§ **What is being asked**
Search the records for lines with the word "ffffff" and copy each match.

§ **Material shown**
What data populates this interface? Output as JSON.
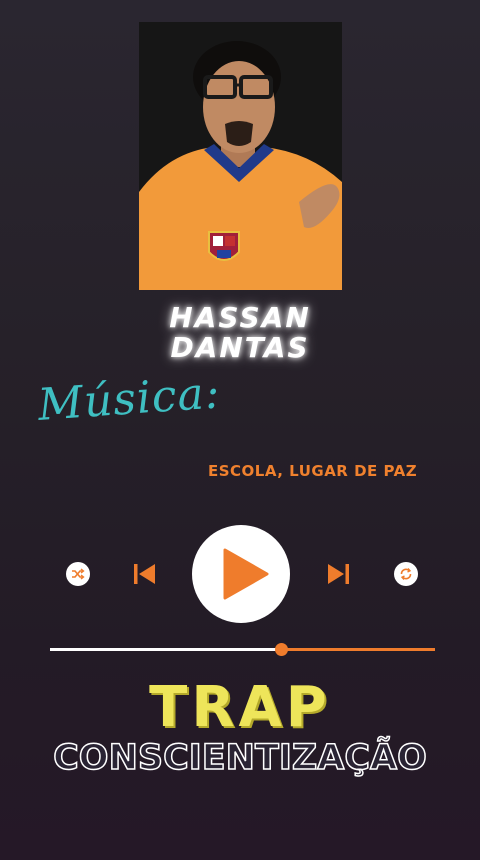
{
  "artist": {
    "line1": "HASSAN",
    "line2": "DANTAS"
  },
  "musica_label": "Música:",
  "song_title": "ESCOLA, LUGAR DE PAZ",
  "player": {
    "shuffle_icon": "shuffle-icon",
    "previous_icon": "skip-previous-icon",
    "play_icon": "play-icon",
    "next_icon": "skip-next-icon",
    "repeat_icon": "repeat-icon",
    "progress_fraction": 0.6,
    "accent_color": "#ef7c2c"
  },
  "genre": "TRAP",
  "subtitle": "CONSCIENTIZAÇÃO",
  "colors": {
    "artist_glow": "#ffffff",
    "musica_label": "#3fbfc2",
    "song_title": "#f0812e",
    "genre": "#eee55a"
  }
}
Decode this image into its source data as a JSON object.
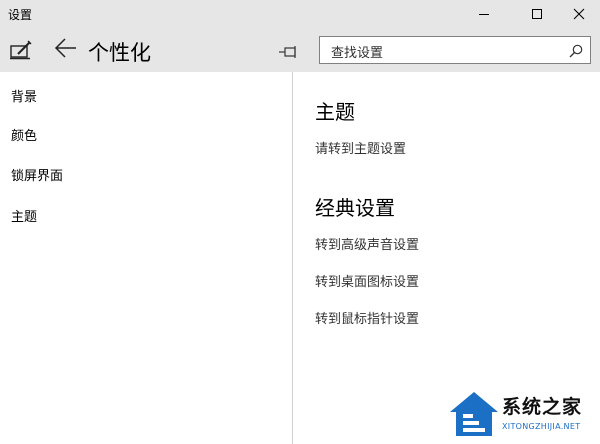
{
  "window": {
    "title": "设置"
  },
  "header": {
    "page_title": "个性化",
    "search_placeholder": "查找设置"
  },
  "sidebar": {
    "items": [
      {
        "label": "背景"
      },
      {
        "label": "颜色"
      },
      {
        "label": "锁屏界面"
      },
      {
        "label": "主题"
      }
    ]
  },
  "content": {
    "theme_section": {
      "heading": "主题",
      "links": [
        "请转到主题设置"
      ]
    },
    "classic_section": {
      "heading": "经典设置",
      "links": [
        "转到高级声音设置",
        "转到桌面图标设置",
        "转到鼠标指针设置"
      ]
    }
  },
  "watermark": {
    "brand": "系统之家",
    "url": "XITONGZHIJIA.NET"
  },
  "colors": {
    "titlebar_bg": "#e6e6e6",
    "content_bg": "#ffffff",
    "divider": "#d2d2d2",
    "watermark_blue": "#1b6fc4"
  },
  "icons": {
    "brush": "personalization-brush-icon",
    "back": "back-arrow-icon",
    "pin": "pin-icon",
    "search": "search-icon",
    "minimize": "minimize-icon",
    "maximize": "maximize-icon",
    "close": "close-icon"
  }
}
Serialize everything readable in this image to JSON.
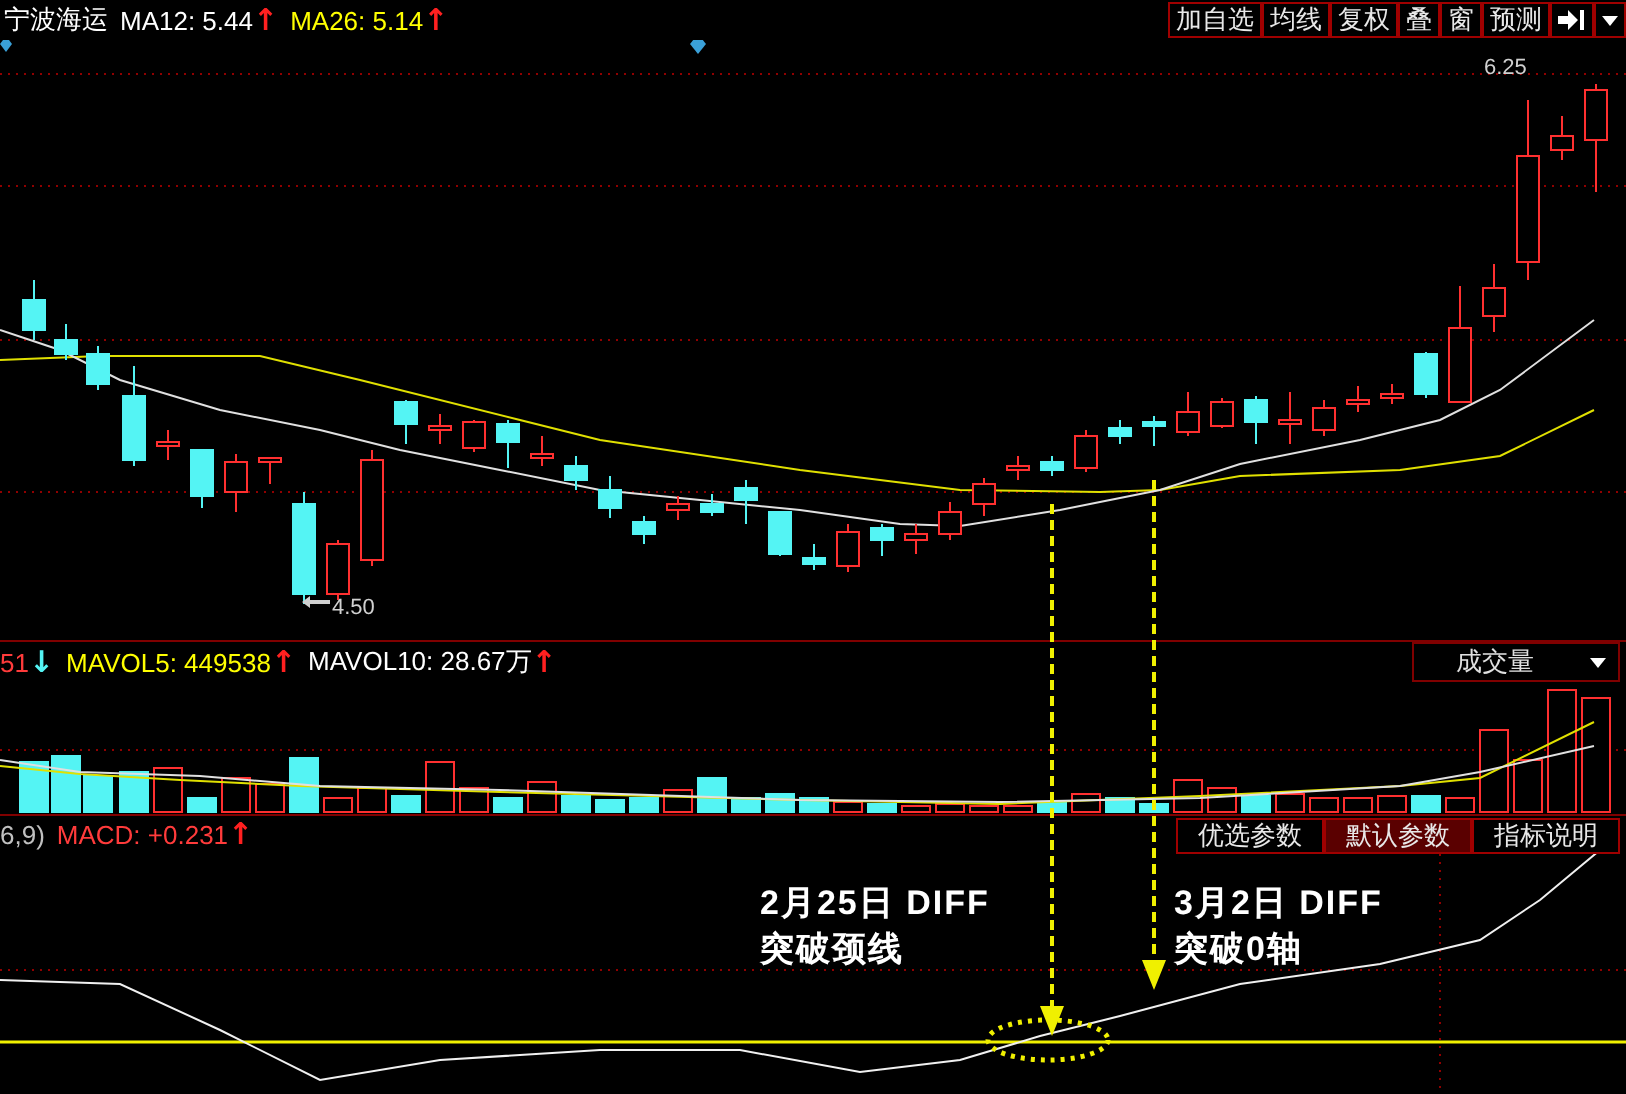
{
  "header": {
    "stock_name": "宁波海运",
    "indicators": [
      {
        "text": "MA12: 5.44",
        "color": "#ffffff",
        "arrow": {
          "text": "↑",
          "color": "#ff2020"
        }
      },
      {
        "text": "MA26: 5.14",
        "color": "#ffff00",
        "arrow": {
          "text": "↑",
          "color": "#ff2020"
        }
      }
    ],
    "buttons": [
      "加自选",
      "均线",
      "复权",
      "叠",
      "窗",
      "预测"
    ]
  },
  "price_chart": {
    "high_label": "6.25",
    "low_label": "4.50"
  },
  "volume_panel": {
    "indicators": [
      {
        "text": "51",
        "color": "#ff3b3b",
        "arrow": {
          "text": "↓",
          "color": "#54f4f4"
        }
      },
      {
        "text": "MAVOL5: 449538",
        "color": "#ffff00",
        "arrow": {
          "text": "↑",
          "color": "#ff2020"
        }
      },
      {
        "text": "MAVOL10: 28.67万",
        "color": "#ffffff",
        "arrow": {
          "text": "↑",
          "color": "#ff2020"
        }
      }
    ],
    "selector": "成交量"
  },
  "macd_panel": {
    "indicators": [
      {
        "text": "6,9)",
        "color": "#c0c0c0"
      },
      {
        "text": "MACD: +0.231",
        "color": "#ff3b3b",
        "arrow": {
          "text": "↑",
          "color": "#ff2020"
        }
      }
    ],
    "tabs": [
      {
        "label": "优选参数",
        "selected": false
      },
      {
        "label": "默认参数",
        "selected": true
      },
      {
        "label": "指标说明",
        "selected": false
      }
    ],
    "annotations": [
      {
        "text": "2月25日 DIFF\n突破颈线"
      },
      {
        "text": "3月2日 DIFF\n突破0轴"
      }
    ]
  }
}
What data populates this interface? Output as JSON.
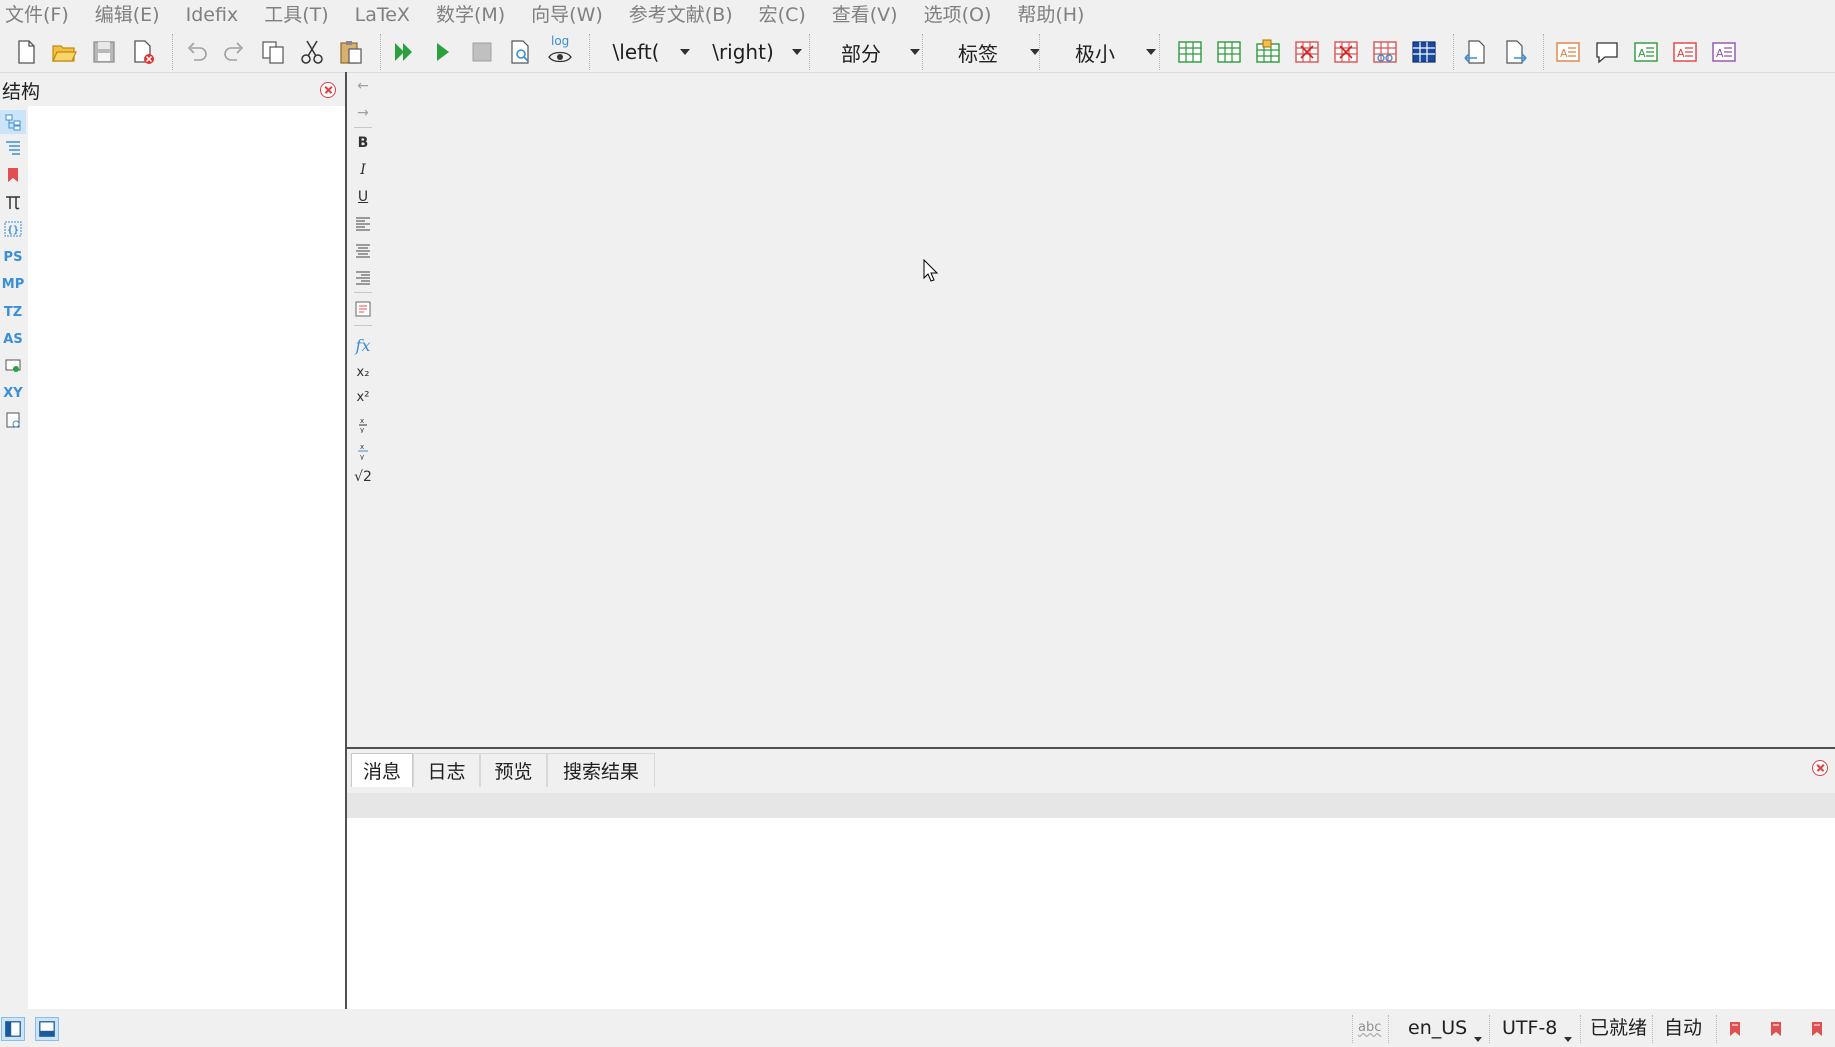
{
  "menu": [
    "文件(F)",
    "编辑(E)",
    "Idefix",
    "工具(T)",
    "LaTeX",
    "数学(M)",
    "向导(W)",
    "参考文献(B)",
    "宏(C)",
    "查看(V)",
    "选项(O)",
    "帮助(H)"
  ],
  "toolbar": {
    "combo_left": "\\left(",
    "combo_right": "\\right)",
    "combo_section": "部分",
    "combo_label": "标签",
    "combo_size": "极小",
    "log_text": "log"
  },
  "structure": {
    "title": "结构"
  },
  "side_strip": [
    "PS",
    "MP",
    "TZ",
    "AS",
    "XY"
  ],
  "vtool": {
    "back": "←",
    "forward": "→",
    "bold": "B",
    "italic": "I",
    "underline": "U",
    "fx": "fx",
    "sub": "x₂",
    "sup": "x²",
    "sqrt": "√2"
  },
  "tabs": [
    "消息",
    "日志",
    "预览",
    "搜索结果"
  ],
  "status": {
    "spell": "abc",
    "language": "en_US",
    "encoding": "UTF-8",
    "state": "已就绪",
    "mode": "自动"
  },
  "colors": {
    "accent_blue": "#3a8fd6",
    "close_red": "#e04040",
    "run_green": "#2aa040",
    "bookmark_red": "#e05050"
  }
}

§ **Answer box**
    "artist_glow": "#ffffff",
    "content_bg": "#ffffff",
        "color": "#ffffff",
        "color": "#ffffff",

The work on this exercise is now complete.